St. John — "a proud father and husband," according to information released by the Indiana National Guard — served as an infantryman with Company B, 1st Battalion, 151st Infantry Regiment. According to the Indiana Guard, he was at Fort Hood serving as an "embedded observer controller/trainer with Army National Guard Operations Group Wolf."
Lt. Col. Chad Pittman, commander of the 1st Battalion, 151st Infantry Regiment, said in a statement released by the Indiana National Guard that St. John was "respected and admired for his great love for his country and family.
"He continually sought ways to ensure the success of subordinates, better himself as leader, and contribute to the achievements the organization," Pittman said. "My deepest sympathy for his family at this sad and difficult time."
St. John previously deployed to Afghanistan and Iraq; his awards include the Army Commendation Medal, two Army Achievement Medals, the Army Reserve Components Achievement Medal, and more.
The tactical vehicle accident that resulted in St. John's death is still being investigated.
It has been a deadly year for Green Berets, with every active-duty Special Forces Group losing a valued soldier in Afghanistan or Syria.
A total of 12 members of the Army special operations forces community have died in 2019, according to U.S. Army Special Operations Command. All but one of those soldiers were killed in combat.
In Afghanistan, Army special operators account for 10 of the 17 U.S. troops killed so far this year. Eight of the fallen were Green Berets.

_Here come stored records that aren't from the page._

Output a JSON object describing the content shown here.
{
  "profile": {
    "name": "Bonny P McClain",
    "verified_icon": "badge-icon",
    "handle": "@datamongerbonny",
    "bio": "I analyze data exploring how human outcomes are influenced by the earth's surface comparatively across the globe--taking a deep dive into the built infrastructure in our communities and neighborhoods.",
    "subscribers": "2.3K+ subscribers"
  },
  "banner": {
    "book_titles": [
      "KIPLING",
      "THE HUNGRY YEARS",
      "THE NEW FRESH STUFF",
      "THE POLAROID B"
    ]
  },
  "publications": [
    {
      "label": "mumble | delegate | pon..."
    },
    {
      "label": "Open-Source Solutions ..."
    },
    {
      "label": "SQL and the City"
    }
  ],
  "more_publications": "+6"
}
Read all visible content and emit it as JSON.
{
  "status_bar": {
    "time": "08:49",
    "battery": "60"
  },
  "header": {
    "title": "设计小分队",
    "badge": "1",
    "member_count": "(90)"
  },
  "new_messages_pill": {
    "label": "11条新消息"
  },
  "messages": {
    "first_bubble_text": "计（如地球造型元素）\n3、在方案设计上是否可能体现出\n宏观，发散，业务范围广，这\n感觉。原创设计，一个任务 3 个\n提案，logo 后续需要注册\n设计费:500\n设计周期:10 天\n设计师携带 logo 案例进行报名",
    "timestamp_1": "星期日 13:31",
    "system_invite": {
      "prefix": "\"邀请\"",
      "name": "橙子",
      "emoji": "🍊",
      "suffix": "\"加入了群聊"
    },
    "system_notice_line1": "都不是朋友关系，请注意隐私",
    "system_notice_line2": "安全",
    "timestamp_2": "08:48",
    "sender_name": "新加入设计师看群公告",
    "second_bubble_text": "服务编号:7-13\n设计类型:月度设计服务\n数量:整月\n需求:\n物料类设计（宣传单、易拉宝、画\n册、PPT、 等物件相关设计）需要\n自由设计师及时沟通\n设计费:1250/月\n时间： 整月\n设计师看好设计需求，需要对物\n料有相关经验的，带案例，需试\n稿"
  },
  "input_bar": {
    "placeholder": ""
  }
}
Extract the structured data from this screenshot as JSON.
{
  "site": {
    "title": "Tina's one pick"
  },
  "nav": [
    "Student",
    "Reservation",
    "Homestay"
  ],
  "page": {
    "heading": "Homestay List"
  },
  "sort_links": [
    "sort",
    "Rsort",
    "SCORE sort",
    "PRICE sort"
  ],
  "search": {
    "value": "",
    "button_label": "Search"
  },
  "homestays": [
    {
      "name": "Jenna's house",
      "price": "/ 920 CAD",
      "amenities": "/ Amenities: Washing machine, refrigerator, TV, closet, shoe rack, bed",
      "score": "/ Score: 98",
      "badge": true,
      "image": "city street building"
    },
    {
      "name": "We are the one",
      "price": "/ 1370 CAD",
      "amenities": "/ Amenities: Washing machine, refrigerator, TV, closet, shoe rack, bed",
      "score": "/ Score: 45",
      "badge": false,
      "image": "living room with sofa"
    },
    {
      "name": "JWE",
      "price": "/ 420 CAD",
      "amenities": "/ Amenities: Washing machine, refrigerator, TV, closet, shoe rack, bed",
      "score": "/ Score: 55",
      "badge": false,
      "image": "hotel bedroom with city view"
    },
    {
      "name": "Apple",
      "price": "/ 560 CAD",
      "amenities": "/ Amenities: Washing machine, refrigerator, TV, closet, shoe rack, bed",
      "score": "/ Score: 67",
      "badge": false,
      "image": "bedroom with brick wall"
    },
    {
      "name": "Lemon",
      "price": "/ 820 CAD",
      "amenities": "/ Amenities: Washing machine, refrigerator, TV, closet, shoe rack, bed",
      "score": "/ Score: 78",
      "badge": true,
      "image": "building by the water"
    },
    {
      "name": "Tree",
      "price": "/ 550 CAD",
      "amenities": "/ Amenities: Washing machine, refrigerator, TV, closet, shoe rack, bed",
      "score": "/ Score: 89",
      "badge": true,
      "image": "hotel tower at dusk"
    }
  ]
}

Of the other two soldiers, one was attached to the 10th Special Forces Group and the other was a Ranger.
WASHINGTON (Reuters) - Documents from the Pentagon show that "far more taxpayer funds" were spent by the U.S. military on overnight stays at a Trump resort in Scotland than previously known, two Democratic lawmakers said on Wednesday, as they demanded more evidence from the Defense Department as part of their investigation.
In a letter to Defense Secretary Mark Esper, the heads of the House of Representatives Oversight Committee and one of it subcommittees said that while initial reports indicated that only one U.S. military crew had stayed at President Donald Trump's Turnberry resort southeast of Glasgow, the Pentagon had now turned over data indicating "more than three dozen separate stays" since Trump moved into the White House.
NEC Corp.'s machine with propellers hovers at the company's facility in Abiko near Tokyo, Monday, Aug. 5, 2019. The Japanese electronics maker showed a "flying car," a large drone-like machine with four propellers that hovered steadily for about a minute. (Associated Press/Koji Sasahara
'Agility Prime' sounds like a revolutionary new video streaming service, or a parkour-themed workout regimen, or Transformers-inspired niche porno venture.
But no, it's the name of the Air Force's nascent effort to replace the V-22 Osprey with a militarized flying car — and it's set to take off sooner than you think.